[[ EXERCISE INPUT, beginning ]]

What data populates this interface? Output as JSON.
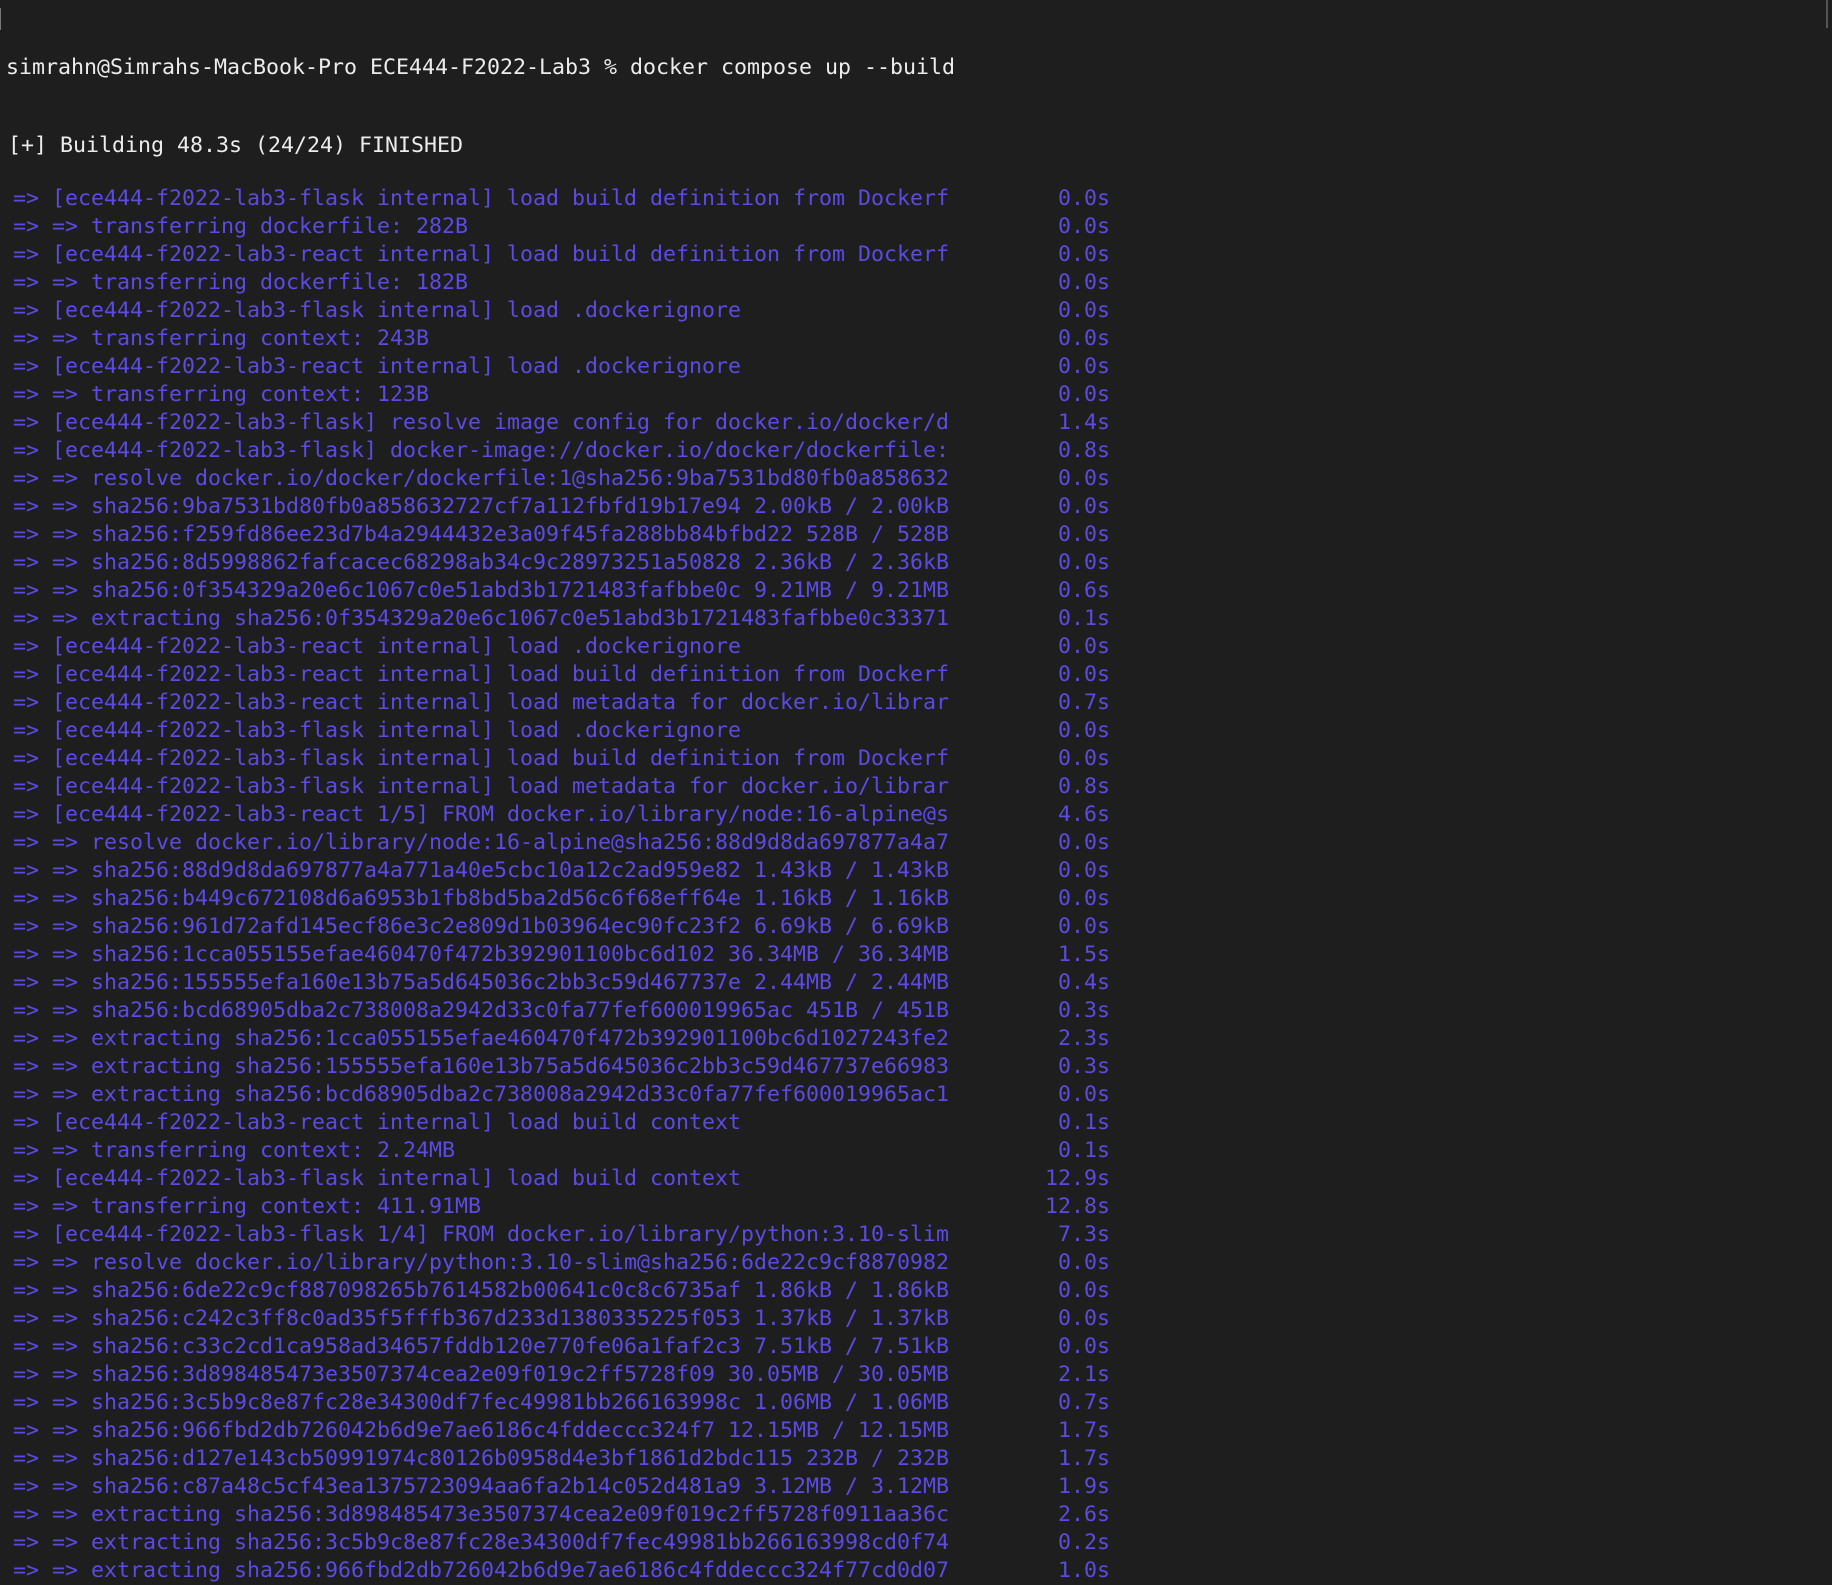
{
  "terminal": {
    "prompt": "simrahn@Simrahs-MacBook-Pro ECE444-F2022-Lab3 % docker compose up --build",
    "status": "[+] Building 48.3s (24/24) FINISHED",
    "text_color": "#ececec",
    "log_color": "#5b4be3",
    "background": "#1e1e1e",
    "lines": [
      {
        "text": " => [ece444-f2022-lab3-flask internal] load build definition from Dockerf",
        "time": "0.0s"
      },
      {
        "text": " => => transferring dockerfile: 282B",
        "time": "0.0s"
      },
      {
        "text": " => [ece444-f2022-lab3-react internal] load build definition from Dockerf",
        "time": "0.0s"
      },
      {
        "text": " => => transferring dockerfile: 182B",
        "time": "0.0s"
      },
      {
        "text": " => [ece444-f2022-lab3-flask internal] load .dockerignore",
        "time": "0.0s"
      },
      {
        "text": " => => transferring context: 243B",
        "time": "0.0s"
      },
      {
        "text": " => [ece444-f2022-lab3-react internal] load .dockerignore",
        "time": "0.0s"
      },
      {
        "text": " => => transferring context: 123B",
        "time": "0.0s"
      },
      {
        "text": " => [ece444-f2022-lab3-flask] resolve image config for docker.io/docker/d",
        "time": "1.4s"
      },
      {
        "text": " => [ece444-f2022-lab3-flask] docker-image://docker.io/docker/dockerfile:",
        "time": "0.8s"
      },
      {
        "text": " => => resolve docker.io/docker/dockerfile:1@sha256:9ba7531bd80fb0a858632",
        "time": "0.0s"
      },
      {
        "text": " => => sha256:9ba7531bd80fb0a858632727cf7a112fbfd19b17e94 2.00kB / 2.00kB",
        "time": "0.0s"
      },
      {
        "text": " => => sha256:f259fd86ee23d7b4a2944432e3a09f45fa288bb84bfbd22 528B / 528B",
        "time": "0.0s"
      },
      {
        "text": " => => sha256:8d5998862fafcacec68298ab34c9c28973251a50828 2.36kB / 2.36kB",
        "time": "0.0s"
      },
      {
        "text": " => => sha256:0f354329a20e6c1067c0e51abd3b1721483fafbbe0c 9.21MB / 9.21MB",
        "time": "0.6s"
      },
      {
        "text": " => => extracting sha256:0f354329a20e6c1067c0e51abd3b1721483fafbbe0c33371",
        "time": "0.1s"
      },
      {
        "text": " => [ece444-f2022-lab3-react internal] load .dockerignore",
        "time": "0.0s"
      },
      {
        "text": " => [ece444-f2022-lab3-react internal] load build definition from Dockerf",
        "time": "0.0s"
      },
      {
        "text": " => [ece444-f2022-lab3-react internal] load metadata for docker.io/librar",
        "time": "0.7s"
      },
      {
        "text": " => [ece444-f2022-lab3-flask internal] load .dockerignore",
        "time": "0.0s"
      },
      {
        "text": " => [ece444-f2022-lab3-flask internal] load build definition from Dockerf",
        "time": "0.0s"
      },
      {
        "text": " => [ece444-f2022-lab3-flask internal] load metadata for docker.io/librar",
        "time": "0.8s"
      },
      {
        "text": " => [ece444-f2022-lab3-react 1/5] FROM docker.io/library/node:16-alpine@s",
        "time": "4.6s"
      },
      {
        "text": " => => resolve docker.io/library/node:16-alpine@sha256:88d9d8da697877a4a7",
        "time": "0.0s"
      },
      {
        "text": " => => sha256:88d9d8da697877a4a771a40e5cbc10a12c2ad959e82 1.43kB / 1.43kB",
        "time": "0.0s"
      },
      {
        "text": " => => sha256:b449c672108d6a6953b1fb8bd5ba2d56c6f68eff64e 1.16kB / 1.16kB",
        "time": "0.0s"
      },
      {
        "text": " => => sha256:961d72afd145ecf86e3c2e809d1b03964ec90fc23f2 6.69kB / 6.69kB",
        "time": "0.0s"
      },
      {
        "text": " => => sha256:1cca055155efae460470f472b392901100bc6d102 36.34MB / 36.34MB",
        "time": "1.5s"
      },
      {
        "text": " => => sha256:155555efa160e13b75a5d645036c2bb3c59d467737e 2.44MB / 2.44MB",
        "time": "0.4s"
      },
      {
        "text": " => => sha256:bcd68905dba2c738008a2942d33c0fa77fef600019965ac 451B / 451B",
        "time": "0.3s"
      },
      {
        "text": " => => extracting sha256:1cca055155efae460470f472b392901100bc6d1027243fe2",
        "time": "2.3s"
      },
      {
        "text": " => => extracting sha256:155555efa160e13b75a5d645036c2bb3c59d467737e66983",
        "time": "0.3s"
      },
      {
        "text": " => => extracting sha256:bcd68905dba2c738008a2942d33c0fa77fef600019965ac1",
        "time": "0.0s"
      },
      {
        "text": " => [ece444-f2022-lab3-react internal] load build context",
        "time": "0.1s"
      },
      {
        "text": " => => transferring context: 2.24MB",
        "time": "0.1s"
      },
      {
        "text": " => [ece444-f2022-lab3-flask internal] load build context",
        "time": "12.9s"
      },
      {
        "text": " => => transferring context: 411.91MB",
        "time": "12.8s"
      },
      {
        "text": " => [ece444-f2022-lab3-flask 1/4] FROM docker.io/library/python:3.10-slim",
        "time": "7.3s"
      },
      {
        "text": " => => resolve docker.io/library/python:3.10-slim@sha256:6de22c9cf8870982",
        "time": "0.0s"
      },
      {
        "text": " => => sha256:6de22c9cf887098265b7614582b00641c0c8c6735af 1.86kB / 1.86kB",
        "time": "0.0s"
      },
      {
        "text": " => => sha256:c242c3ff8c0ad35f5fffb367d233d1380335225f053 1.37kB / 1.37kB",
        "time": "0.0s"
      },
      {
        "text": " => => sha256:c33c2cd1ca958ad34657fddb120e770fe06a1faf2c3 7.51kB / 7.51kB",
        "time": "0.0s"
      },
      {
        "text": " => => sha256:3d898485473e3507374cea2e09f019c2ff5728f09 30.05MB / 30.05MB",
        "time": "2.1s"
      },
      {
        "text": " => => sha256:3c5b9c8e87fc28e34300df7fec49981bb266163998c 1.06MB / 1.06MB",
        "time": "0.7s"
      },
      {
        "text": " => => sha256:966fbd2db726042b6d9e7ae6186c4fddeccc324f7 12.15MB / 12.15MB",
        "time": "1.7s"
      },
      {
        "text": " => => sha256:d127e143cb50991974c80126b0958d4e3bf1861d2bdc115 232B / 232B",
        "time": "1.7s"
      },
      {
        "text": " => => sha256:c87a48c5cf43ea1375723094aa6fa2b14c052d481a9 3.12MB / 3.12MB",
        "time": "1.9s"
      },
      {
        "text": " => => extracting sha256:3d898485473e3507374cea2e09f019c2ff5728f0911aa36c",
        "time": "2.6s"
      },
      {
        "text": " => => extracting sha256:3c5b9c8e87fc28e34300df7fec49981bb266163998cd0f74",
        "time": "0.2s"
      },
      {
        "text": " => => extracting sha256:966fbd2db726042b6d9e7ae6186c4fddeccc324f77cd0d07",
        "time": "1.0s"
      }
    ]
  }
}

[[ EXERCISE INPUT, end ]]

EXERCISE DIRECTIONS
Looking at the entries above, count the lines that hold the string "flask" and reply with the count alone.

EXPECTED ANSWER
9